Open Access
In: The Challenge of Radicalization and Extremism
Authors: and

Abstract

The idea of this paper comes from community-based projects under the Erasmus+ programme which brought together immigrant young people and unrelated older adults for ICT courses. In this chapter, we first describe ways in which educational activities using information and communication technologies (ICT) in out-of-school local communities can promote civic attitudes, prevent radicalization and extremism, and have the potential to help assimilate immigrants into the local environment. Second, we present how ICT-based learning influences a common understanding, communication, a willingness to help each other, and the sharing of mutual concerns and passions. We claim that ICT within intergenerational learning can be perceived as a sociocultural construct and that it can facilitate mutual interactions and promote the building of subjectivity, self-determination, and an awareness of social and cultural potential. Activities that support ICT within intergenerational relations can provide opportunities for preventing destructive behaviours, accepting the binding patterns of civic activities, and developing lasting and far-reaching learning experiences. ICT-based intergenerational learning further helps participants build their status as citizens based on trust and cooperation.

Open Access
In: The Challenge of Radicalization and Extremism

Abstract
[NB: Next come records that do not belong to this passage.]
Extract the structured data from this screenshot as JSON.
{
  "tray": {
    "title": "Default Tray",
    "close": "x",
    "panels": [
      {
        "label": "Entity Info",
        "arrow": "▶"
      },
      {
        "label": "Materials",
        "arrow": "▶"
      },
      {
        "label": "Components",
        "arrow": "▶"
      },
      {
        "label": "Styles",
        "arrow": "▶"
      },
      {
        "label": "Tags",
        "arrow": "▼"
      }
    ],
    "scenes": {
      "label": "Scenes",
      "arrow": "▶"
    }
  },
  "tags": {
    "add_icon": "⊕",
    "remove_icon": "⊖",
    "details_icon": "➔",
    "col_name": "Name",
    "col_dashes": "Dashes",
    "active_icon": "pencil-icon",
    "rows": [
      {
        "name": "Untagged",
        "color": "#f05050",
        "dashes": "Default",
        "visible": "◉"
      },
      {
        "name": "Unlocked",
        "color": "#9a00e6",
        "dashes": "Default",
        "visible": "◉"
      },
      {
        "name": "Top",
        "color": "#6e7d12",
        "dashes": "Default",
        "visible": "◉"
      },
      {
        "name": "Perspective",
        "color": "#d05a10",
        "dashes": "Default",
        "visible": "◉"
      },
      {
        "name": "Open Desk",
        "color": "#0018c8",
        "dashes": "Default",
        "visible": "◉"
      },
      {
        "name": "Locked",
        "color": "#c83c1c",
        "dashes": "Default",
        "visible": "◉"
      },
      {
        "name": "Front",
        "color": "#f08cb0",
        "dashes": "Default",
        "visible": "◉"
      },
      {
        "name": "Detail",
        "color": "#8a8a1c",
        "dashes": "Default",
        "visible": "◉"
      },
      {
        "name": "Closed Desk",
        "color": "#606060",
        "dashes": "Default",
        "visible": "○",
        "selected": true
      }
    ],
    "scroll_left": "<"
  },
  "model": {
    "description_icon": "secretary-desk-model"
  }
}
With the term jihadism, I refer to a religious and political phenomenon based on a radical version of Islam that claims to be the genuine and unique embodiment of Allah’s religion, all the others being fake. It is based on the primacy of jihad, i.e. violence in the name of God, in order to impose on the world its religious norms, which are reinterpreted in the light of radical Islam. Between the emergence of the Islamic State (IS or ISIS) in June 2014 and its end as a state in October 2017, jihadism brought new agents to the world stage, especially in Europe. Its advent multiplied the calls for jihad among Western young people, particularly in Europe. Among them were adolescents and post-adolescents, including young people of migrant origin, middle class converts, people with psychological problems, and women. This article focuses on young people of migrant origin, the middle class, and jihadist women.

Open Access
In: The Challenge of Radicalization and Extremism